This coincides with the largest shakeup to German politics in decades. In power since 2000, Angela Merkel has led Germany as chancellor for longer than many current undergraduates have been alive. Weathering many crises with her widely-held reputation for centrism, stability, and efficiency, Merkel has long had the intention to stand down – extending her tenure multiple times as not to leave Germany in the midst of newly-emerged crises.
Finally, however, Merkel officially stood down as chancellor in Germany’s September general election. She currently leads a caretaker government, awaiting the formation of a new coalition—expected within the coming days. This leaves Germany in uncharted waters—and the first test of its new ruling coalition will be to guide Germany out of this crisis.
Experts say that this wave is being driven – and hospitals being stretched to capacity – by the unvaccinated. Vaccine uptake in Germany is still below 70% for first doses—and the numbers do not look much better for second doses.
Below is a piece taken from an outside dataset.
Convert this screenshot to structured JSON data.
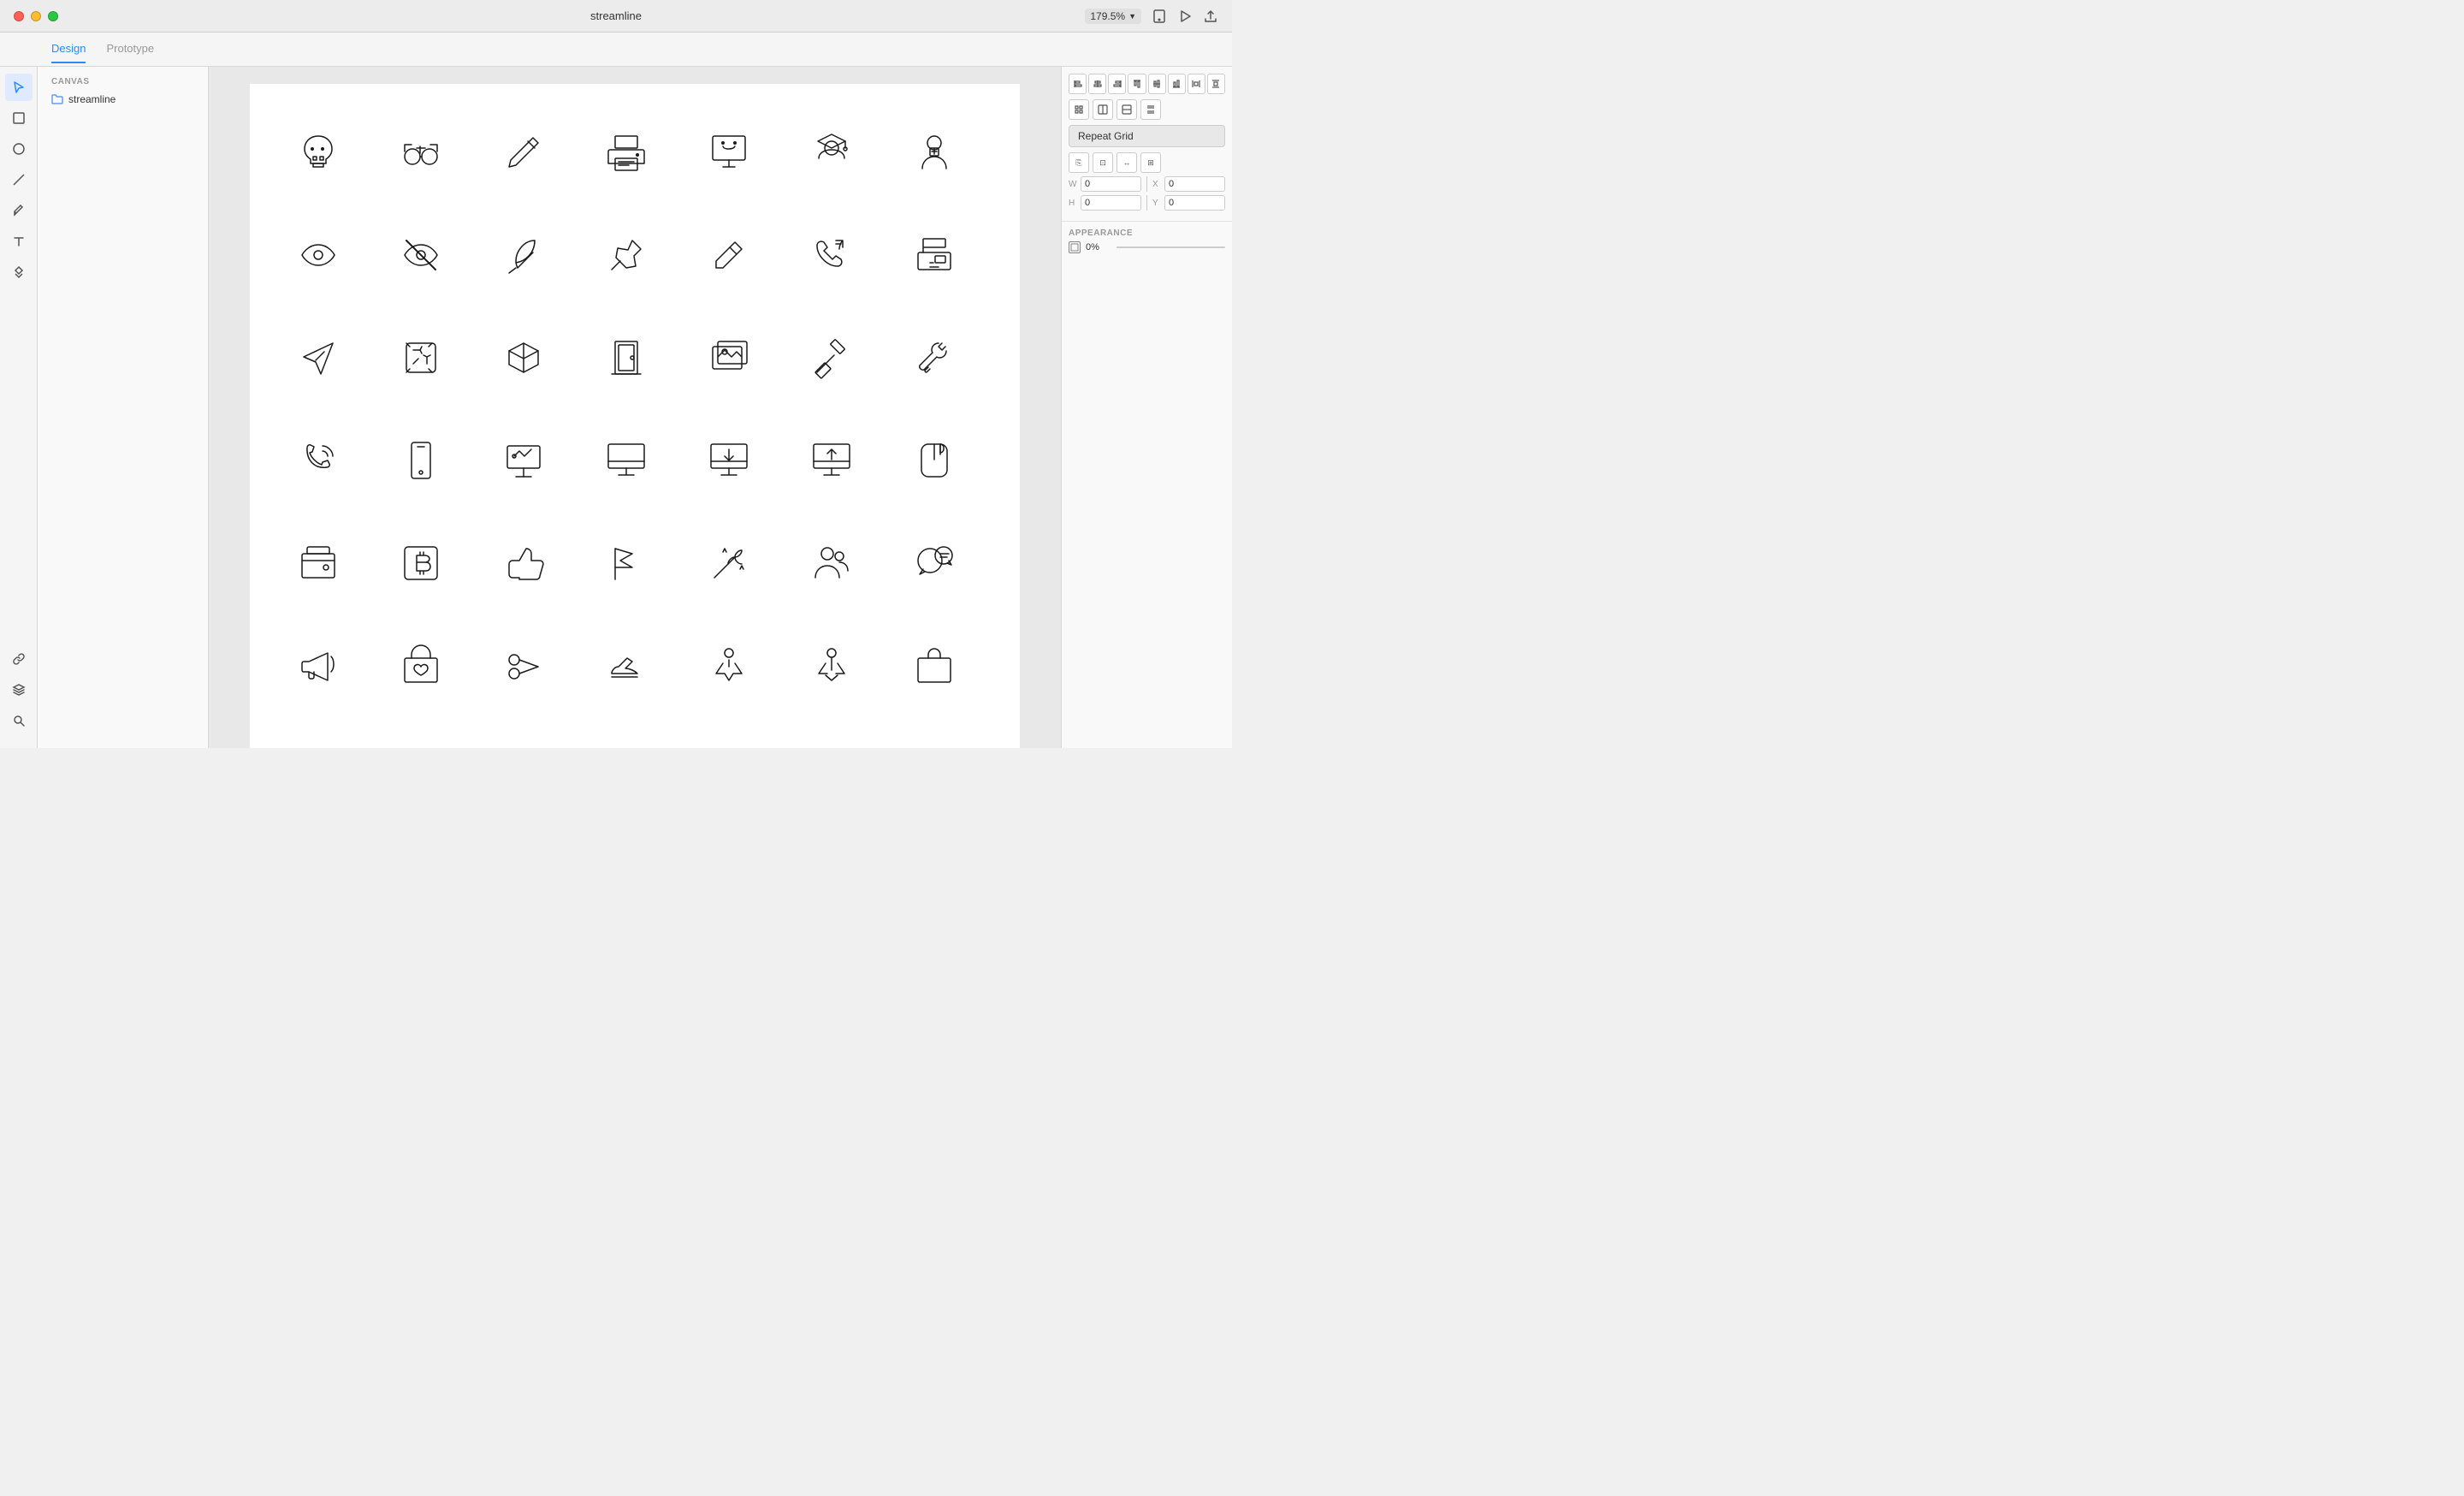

This is due to pockets of vaccine resistance, particularly in the former parts of eastern Germany, where the far-right AfD are strong.
Many AfD politicians have stoked vaccine scepticism and have contributed to this low uptake. More worrying than the AfD, who are generally perceived to be an unwanted, but containable force in German politics is the rise of the ‘Querdenker’. Loosely translated as ‘Alternative Thinkers’, and heavily tied into spillover of the American ‘QAnon’ conspiracy theories, these conspiracy theorists have held multiple large demonstrations in the height of Covid-19. They are drawn in by various social media and are made up of an unlikely coalition of left-leaning natural-medicine advocates, neo-Nazis, and Reichsbürger (the imperial German version of ‘Sovereign Citizens’ or ‘Freemen of the Land’).
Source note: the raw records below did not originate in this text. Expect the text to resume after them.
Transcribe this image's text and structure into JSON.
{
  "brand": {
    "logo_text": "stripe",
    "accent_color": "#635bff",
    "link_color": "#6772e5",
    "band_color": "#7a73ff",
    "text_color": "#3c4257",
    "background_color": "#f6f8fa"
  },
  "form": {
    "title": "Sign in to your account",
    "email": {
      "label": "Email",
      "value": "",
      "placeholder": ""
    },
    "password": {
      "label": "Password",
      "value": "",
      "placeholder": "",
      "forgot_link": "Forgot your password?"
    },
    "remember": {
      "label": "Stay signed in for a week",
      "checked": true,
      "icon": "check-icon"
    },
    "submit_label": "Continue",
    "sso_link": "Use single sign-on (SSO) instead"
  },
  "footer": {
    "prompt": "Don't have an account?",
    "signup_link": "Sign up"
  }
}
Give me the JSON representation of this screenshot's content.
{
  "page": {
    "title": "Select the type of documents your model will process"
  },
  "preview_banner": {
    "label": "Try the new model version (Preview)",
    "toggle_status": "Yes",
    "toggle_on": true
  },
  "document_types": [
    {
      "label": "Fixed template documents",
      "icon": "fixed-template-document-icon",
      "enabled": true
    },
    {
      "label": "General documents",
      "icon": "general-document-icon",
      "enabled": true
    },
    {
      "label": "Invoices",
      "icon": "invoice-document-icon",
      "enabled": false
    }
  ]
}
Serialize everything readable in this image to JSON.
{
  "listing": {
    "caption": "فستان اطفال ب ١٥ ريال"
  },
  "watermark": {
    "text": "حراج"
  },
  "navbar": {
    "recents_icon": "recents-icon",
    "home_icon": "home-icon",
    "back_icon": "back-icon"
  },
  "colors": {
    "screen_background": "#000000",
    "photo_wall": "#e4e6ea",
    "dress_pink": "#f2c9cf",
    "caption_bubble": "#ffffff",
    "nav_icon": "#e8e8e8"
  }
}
Such continued strong anti-vaccination, anti-lockdown stance is a thorn in Germany’s side. Their resolve has remained, even as Germany has introduced vaccine passports and begun charging for the LFT tests that provide an alternative way to get the pass.
What can Germany do, with its rocketing case rate and its entrenched ‘Impfgegner’ (anti-vaxxers)? Taking inspiration from its southerly neighbour, the idea of an Austrian-inspired ‘lockdown for the unvaccinated’ is gathering some steam in German political discourse. The recent Austrian policy, which forbade the unvaccinated from all-but-essential tasks, such as visiting supermarkets, was met by controversy both domestically and abroad. Opponents argued that vaccine effectiveness quickly wore off and painted the measures as disturbingly authoritarian – with some even describing it as a form of apartheid. Proponents put forth that it would be an unfair burden for the vaccinated to be locked down due to the irresponsible actions of others.
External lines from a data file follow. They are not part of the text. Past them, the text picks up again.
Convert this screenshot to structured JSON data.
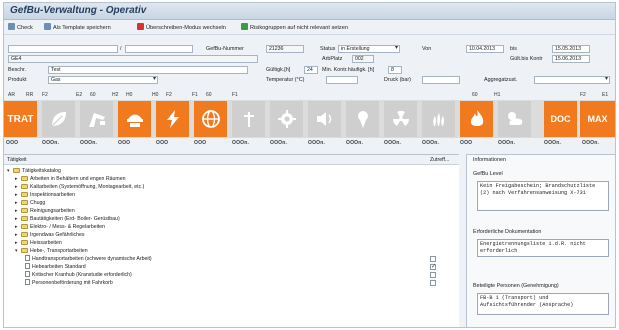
{
  "window": {
    "title": "GefBu-Verwaltung - Operativ"
  },
  "toolbar": {
    "check": "Check",
    "save_template": "Als Template speichern",
    "overwrite_mode": "Überschreiben-Modus wechseln",
    "risk_groups": "Risikogruppen auf nicht relevant setzen"
  },
  "form": {
    "slash": "/",
    "id_value": "GE4",
    "gefbu_label": "GefBu-Nummer",
    "gefbu_value": "21236",
    "status_label": "Status",
    "status_value": "in Erstellung",
    "arbplatz_label": "ArbPlatz",
    "arbplatz_value": "002",
    "von_label": "Von",
    "von_value": "10.04.2013",
    "bis_label": "bis",
    "bis_value": "15.05.2013",
    "gueltig_label": "Gült.bis Kontr",
    "gueltig_value": "15.06.2013",
    "beschr_label": "Beschr.",
    "beschr_value": "Test",
    "produkt_label": "Produkt",
    "produkt_value": "Gas",
    "guelt_label": "Gültigk.[h]",
    "guelt_value": "24",
    "minkontr_label": "Min. Kontr.häufigk. [h]",
    "minkontr_value": "8",
    "temp_label": "Temperatur (°C)",
    "druck_label": "Druck (bar)",
    "aggr_label": "Aggregatzust."
  },
  "strip": {
    "header_labels": [
      "AR",
      "RR",
      "F2",
      "E2",
      "60",
      "H2",
      "H0",
      "H0",
      "F2",
      "F1",
      "60",
      "F1",
      "60",
      "H1",
      "F2",
      "E1"
    ],
    "tiles": [
      {
        "label": "TRAT",
        "icon": "trat-text-tile",
        "color": "orange"
      },
      {
        "label": "",
        "icon": "leaf-icon",
        "color": "grey"
      },
      {
        "label": "",
        "icon": "crane-icon",
        "color": "grey"
      },
      {
        "label": "",
        "icon": "hardhat-icon",
        "color": "orange"
      },
      {
        "label": "",
        "icon": "lightning-icon",
        "color": "orange"
      },
      {
        "label": "",
        "icon": "globe-icon",
        "color": "orange"
      },
      {
        "label": "",
        "icon": "antenna-icon",
        "color": "grey"
      },
      {
        "label": "",
        "icon": "gear-icon",
        "color": "grey"
      },
      {
        "label": "",
        "icon": "speaker-icon",
        "color": "grey"
      },
      {
        "label": "",
        "icon": "pin-icon",
        "color": "grey"
      },
      {
        "label": "",
        "icon": "radiation-icon",
        "color": "grey"
      },
      {
        "label": "",
        "icon": "heat-icon",
        "color": "grey"
      },
      {
        "label": "",
        "icon": "fire-icon",
        "color": "orange"
      },
      {
        "label": "",
        "icon": "weather-icon",
        "color": "grey"
      },
      {
        "label": "DOC",
        "icon": "doc-text-tile",
        "color": "orange"
      },
      {
        "label": "MAX",
        "icon": "max-text-tile",
        "color": "orange"
      }
    ],
    "status_texts": [
      "OOO",
      "OOOn.",
      "OOOn.",
      "OOO",
      "OOO",
      "OOO",
      "OOOn.",
      "OOOn.",
      "OOOn.",
      "OOOn.",
      "OOOn.",
      "OOOn.",
      "OOO",
      "OOOn.",
      "OOOn.",
      "OOOn."
    ]
  },
  "tree": {
    "col_task": "Tätigkeit",
    "col_zutreff": "Zutreff...",
    "root": "Tätigkeitskatalog",
    "items": [
      "Arbeiten in Behältern und engen Räumen",
      "Kaltarbeiten (Systemöffnung, Montagearbeit, etc.)",
      "Inspektionsarbeiten",
      "Chugg",
      "Reinigungsarbeiten",
      "Bautätigkeiten (Erd- Boiler- Gerüstbau)",
      "Elektro- / Mess- & Regelarbeiten",
      "Irgendwas Gefährliches",
      "Heissarbeiten",
      "Hebe-, Transportarbeiten"
    ],
    "subitems": [
      "Handtransportarbeiten (schwere dynamische Arbeit)",
      "Hebearbeiten Standard",
      "Kritischer Kranhub (Kranstudie erforderlich)",
      "Personenbeförderung mit Fahrkorb"
    ],
    "checks": [
      false,
      true,
      false,
      false
    ]
  },
  "info": {
    "header": "Informationen",
    "level_label": "GefBu Level",
    "level_text": "Kein Freigabeschein; Brandschutzliste (2) nach Verfahrensanweisung X-731",
    "docs_label": "Erforderliche Dokumentation",
    "docs_text": "Energietrennungsliste i.d.R. nicht erforderlich",
    "persons_label": "Beteiligte Personen (Genehmigung)",
    "persons_text": "FB-B 1 (Transport) und Aufsichtsführender (Ansprache)"
  },
  "colors": {
    "accent_orange": "#f07a1d",
    "title_blue": "#253f5e"
  }
}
Reports suggest Austrian enforcement of such legislation was patchy—as many European governments simply do not have the experience of rigidly controlling movement in the comprehensive ways of countries like China—and as case levels continued to rise, the country switched around in just a few days to mandate a country-wide lockdown for all. Another possible measure, advocated by the German Greens, is mandatory vaccinations for specific high-risk professions—similar to the UK and others. Austria’s more recent attempt at getting a grip on Covid-19 by mandating all citizens be vaccinated by February is still seen as too extreme, but it may well be the only option if cases keep rising.
Ultimately, the new German government will find itself deep in the middle of a serious crisis. How they resolve this may be a defining moment for them—and the perception of them as continuers of Merkel’s legacy of calm competence—for years to come.
Image: Berthold Werner via Wikimedia Commons